“When my boyfriend and I were going strong, my in-laws very happily married off their daughter to a Hindu boy. So accepting me as their daughter-in-law was not difficult for them. I am indebted to them for the rest of my life for this warm and open-minded gesture,” says Sharada Swaminathan, a Tamil Brahmin who married Liyakat Shaikh, a Muslim, roughly a decade ago.
Having grown up in a multicultural family, where my mother and father followed different religions, I have always been fascinated by the concept of inter-caste and inter-religious marriages. Very often, such marriages are the outcome of deep love between two people, who promise to stand by each other during times of joy and sorrow. I was curious to know the stories of couples that have fought against religion, traditions, family, and societal norms to marry their better halves.
“I would suggest that couples take their parents’ permission first, because I know what it feels like when your parents don’t talk to you because you went against them. I know the feeling, because I have suffered this. This is a drawback of an inter-caste marriage,” says Jayashree Gadala, 24, on how her relationship with her father changed post-marriage.
Mahesh Govle and Sneha Jadhav dated for nine years before tying the knot in May, last year. From getting to know each other, to dating, to staying away from each other, to reconciling, this couple seems to have gone through every stage of love. “I used to work as a photographer at a studio, and she used to pass it to go to the school where she used to teach. I used to ask neighbours about her, and she eventually realised what I was doing, so I told her that I want to be friends with her. We would meet outside my studio, and a year and a half later, she finally said yes,” says Mahesh Govle, on how he met Sneha, his wife and life partner.
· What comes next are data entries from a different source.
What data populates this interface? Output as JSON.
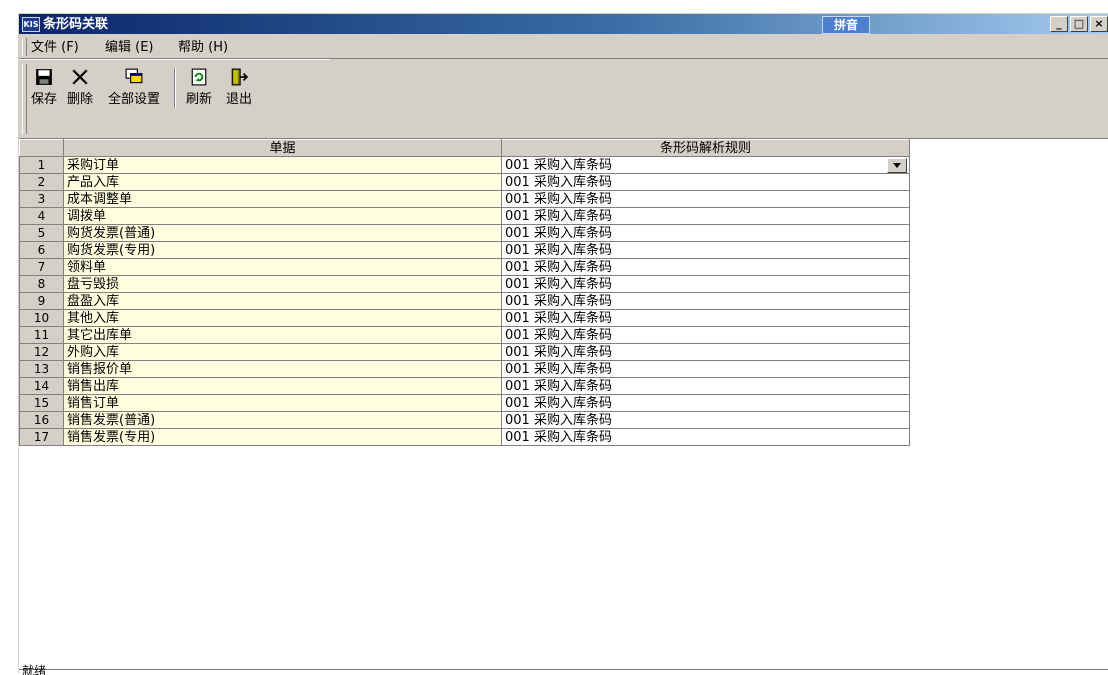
{
  "window": {
    "title": "条形码关联",
    "app_icon_text": "KIS",
    "ime_badge": "拼音",
    "controls": {
      "minimize": "_",
      "maximize": "□",
      "close": "×"
    }
  },
  "menu": [
    {
      "label": "文件 (F)"
    },
    {
      "label": "编辑 (E)"
    },
    {
      "label": "帮助 (H)"
    }
  ],
  "toolbar": [
    {
      "label": "保存",
      "icon": "save-icon"
    },
    {
      "label": "删除",
      "icon": "delete-icon"
    },
    {
      "label": "全部设置",
      "icon": "set-all-icon"
    },
    {
      "label": "刷新",
      "icon": "refresh-icon"
    },
    {
      "label": "退出",
      "icon": "exit-icon"
    }
  ],
  "grid": {
    "columns": [
      "单据",
      "条形码解析规则"
    ],
    "rows": [
      {
        "num": "1",
        "doc": "采购订单",
        "rule": "001 采购入库条码"
      },
      {
        "num": "2",
        "doc": "产品入库",
        "rule": "001 采购入库条码"
      },
      {
        "num": "3",
        "doc": "成本调整单",
        "rule": "001 采购入库条码"
      },
      {
        "num": "4",
        "doc": "调拨单",
        "rule": "001 采购入库条码"
      },
      {
        "num": "5",
        "doc": "购货发票(普通)",
        "rule": "001 采购入库条码"
      },
      {
        "num": "6",
        "doc": "购货发票(专用)",
        "rule": "001 采购入库条码"
      },
      {
        "num": "7",
        "doc": "领料单",
        "rule": "001 采购入库条码"
      },
      {
        "num": "8",
        "doc": "盘亏毁损",
        "rule": "001 采购入库条码"
      },
      {
        "num": "9",
        "doc": "盘盈入库",
        "rule": "001 采购入库条码"
      },
      {
        "num": "10",
        "doc": "其他入库",
        "rule": "001 采购入库条码"
      },
      {
        "num": "11",
        "doc": "其它出库单",
        "rule": "001 采购入库条码"
      },
      {
        "num": "12",
        "doc": "外购入库",
        "rule": "001 采购入库条码"
      },
      {
        "num": "13",
        "doc": "销售报价单",
        "rule": "001 采购入库条码"
      },
      {
        "num": "14",
        "doc": "销售出库",
        "rule": "001 采购入库条码"
      },
      {
        "num": "15",
        "doc": "销售订单",
        "rule": "001 采购入库条码"
      },
      {
        "num": "16",
        "doc": "销售发票(普通)",
        "rule": "001 采购入库条码"
      },
      {
        "num": "17",
        "doc": "销售发票(专用)",
        "rule": "001 采购入库条码"
      }
    ]
  },
  "status": {
    "text": "就绪"
  }
}
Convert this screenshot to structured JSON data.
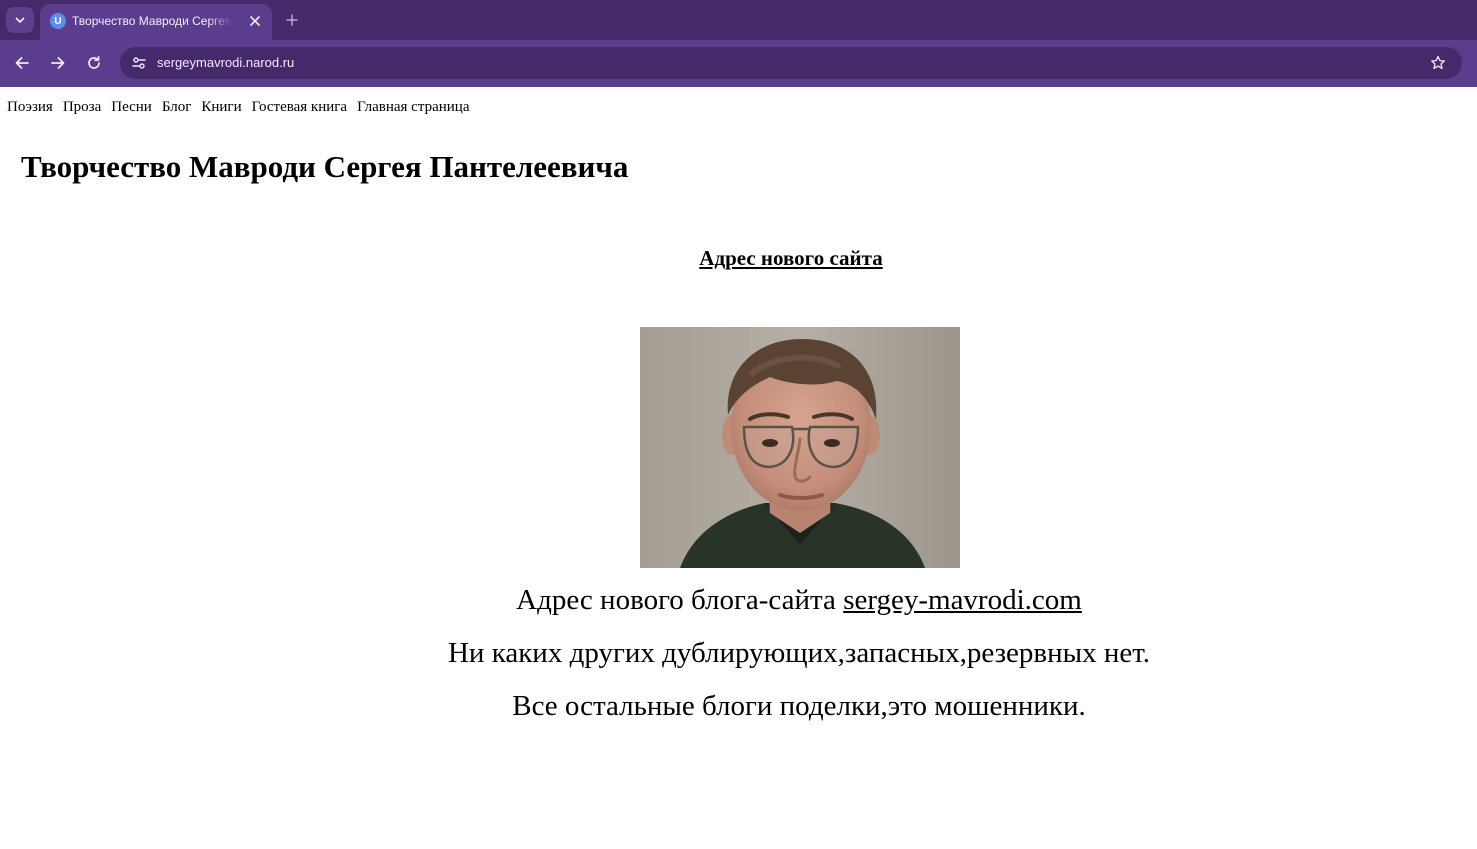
{
  "browser": {
    "tab_title": "Творчество Мавроди Сергея Пантелеевича",
    "favicon_letter": "U",
    "url": "sergeymavrodi.narod.ru",
    "colors": {
      "frame": "#452a6b",
      "toolbar": "#5b3d8e"
    }
  },
  "site_nav": {
    "items": [
      {
        "label": "Поэзия"
      },
      {
        "label": "Проза"
      },
      {
        "label": "Песни"
      },
      {
        "label": "Блог"
      },
      {
        "label": "Книги"
      },
      {
        "label": "Гостевая книга"
      },
      {
        "label": "Главная страница"
      }
    ]
  },
  "page": {
    "title": "Творчество Мавроди Сергея Пантелеевича",
    "new_site_heading": "Адрес нового сайта",
    "photo": "portrait-photo",
    "line1_prefix": "Адрес нового блога-сайта ",
    "line1_link": "sergey-mavrodi.com",
    "line2": "Ни каких других дублирующих,запасных,резервных нет.",
    "line3": "Все остальные блоги поделки,это мошенники."
  }
}
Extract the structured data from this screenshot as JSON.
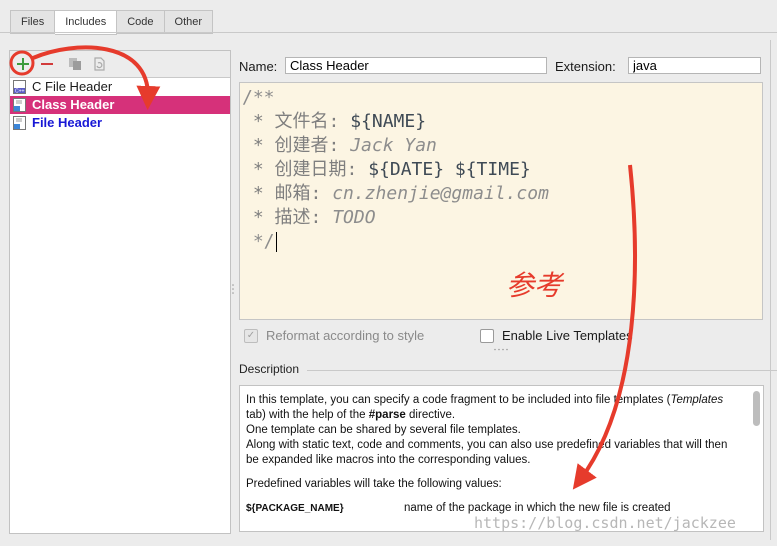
{
  "tabs": [
    {
      "label": "Files",
      "active": false
    },
    {
      "label": "Includes",
      "active": true
    },
    {
      "label": "Code",
      "active": false
    },
    {
      "label": "Other",
      "active": false
    }
  ],
  "toolbar": {
    "add_icon": "plus-icon",
    "remove_icon": "minus-icon",
    "copy_icon": "copy-icon",
    "reset_icon": "reset-icon"
  },
  "templates": [
    {
      "label": "C File Header",
      "icon": "c-file-icon",
      "state": "normal"
    },
    {
      "label": "Class Header",
      "icon": "java-file-icon",
      "state": "selected"
    },
    {
      "label": "File Header",
      "icon": "java-file-icon",
      "state": "modified"
    }
  ],
  "name_label": "Name:",
  "name_value": "Class Header",
  "extension_label": "Extension:",
  "extension_value": "java",
  "code": {
    "l1": "/**",
    "l2_prefix": " * 文件名: ",
    "l2_var": "${NAME}",
    "l3_prefix": " * 创建者: ",
    "l3_val": "Jack Yan",
    "l4_prefix": " * 创建日期: ",
    "l4_var": "${DATE} ${TIME}",
    "l5_prefix": " * 邮箱: ",
    "l5_val": "cn.zhenjie@gmail.com",
    "l6_prefix": " * 描述: ",
    "l6_val": "TODO",
    "l7": " */"
  },
  "annotation": "参考",
  "reformat_label": "Reformat according to style",
  "live_templates_label": "Enable Live Templates",
  "description": {
    "title": "Description",
    "p1_a": "In this template, you can specify a code fragment to be included into file templates (",
    "p1_b": "Templates",
    "p1_c": " tab) with the help of the ",
    "p1_d": "#parse",
    "p1_e": " directive.",
    "p2": "One template can be shared by several file templates.",
    "p3": "Along with static text, code and comments, you can also use predefined variables that will then be expanded like macros into the corresponding values.",
    "p4": "Predefined variables will take the following values:",
    "var_name": "${PACKAGE_NAME}",
    "var_desc": "name of the package in which the new file is created"
  },
  "watermark": "https://blog.csdn.net/jackzee",
  "colors": {
    "selection": "#d6317a",
    "annotation": "#e63b2c",
    "editor_bg": "#fcf5e3",
    "modified_text": "#1818d6"
  }
}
From getting to know each other’s families and their lifestyle, to convincing her father who opposed the marriage, to being caught together on Valentine’s Day, this couple has come a long way. Their love has truly stood the test of time. But didn’t they ever consider running away and getting married? Sneha tells us, “Mahesh wanted to elope, but I was adamant that we should convince our families and only then get married. We invested nine years in this relationship, and that’s why I wanted permission from both families. If I had to run away, then I would not have invested nine years.”
Not all love stories have a completely happy ending. Satyam and Jayashree Gadala ran away and got in 2011. This South Indian-Maharashtrain couple fell in love when they met each other through a mutual friend. Today, it’s been over six years since they tied the knot, and their relationship celebrates the cultures of both Maharashtra and Hyderabad!
“In the first year, it was very difficult for me to adjust to life in Hyderabad, as I have always been a Mumbai girl. But it is quite fun to live in this city; to learn the local language, the lifestyle, and culture. Over time, I got used to it all. We follow each other’s traditions and celebrate each other’s festivals as well,” says Jayashree, who converses with her husband in Telugu, while he talks to her in Marathi. This is one of the most beautiful aspects of inter-religious marriages – the intermingling of cultures.
Couples who marry outside their caste or religion face a lot of obstacles within the home, whether it has to do with living under the same roof, or sharing a kitchen, or even adapting to the ways of their partner’s family. The compatibility seems to be very high when it comes to such couples, as the partners have almost always known each other for a long time. This was the case with Mr and Mrs Rohra, who have been married since 2006. This Sindhi-Bengali couple met each other while working at the same office, and since then, they have never looked back.
“Inter-caste marriage is a union where the couple is in love with each other; it’s the meeting of two minds, basically. Both partners know who they want to spend the rest of their lives with; they are not concerned what the rest of the world thinks about them. In a marriage of this kind, there are a lot of things to learn,” states Subhash Rohra, a 47-year-old financial consultant.
Inter-caste and inter-religious marriages start with love and end with love. It is this love that keeps the partners going through times of trials and tribulations. It helps them shed their inhibitions and fears, and inspires them to fight against a society that is unjust and unfair to anyone who will break its rules. But whoever thinks that love is easy or that marriages involve only love must think again. It’s never just about love.
“Love is an instinctive feeling. You cannot verify a person’s religion before falling in love with them. So when you do fall in love with a person of a different faith, do not hesitate to commit, and once you have committed to them, learn to respect each other’s religion and individuality. Leave them alone, respect their preferences, and make your marriage a harmonious and a successful one,” says Sharada to all young couples.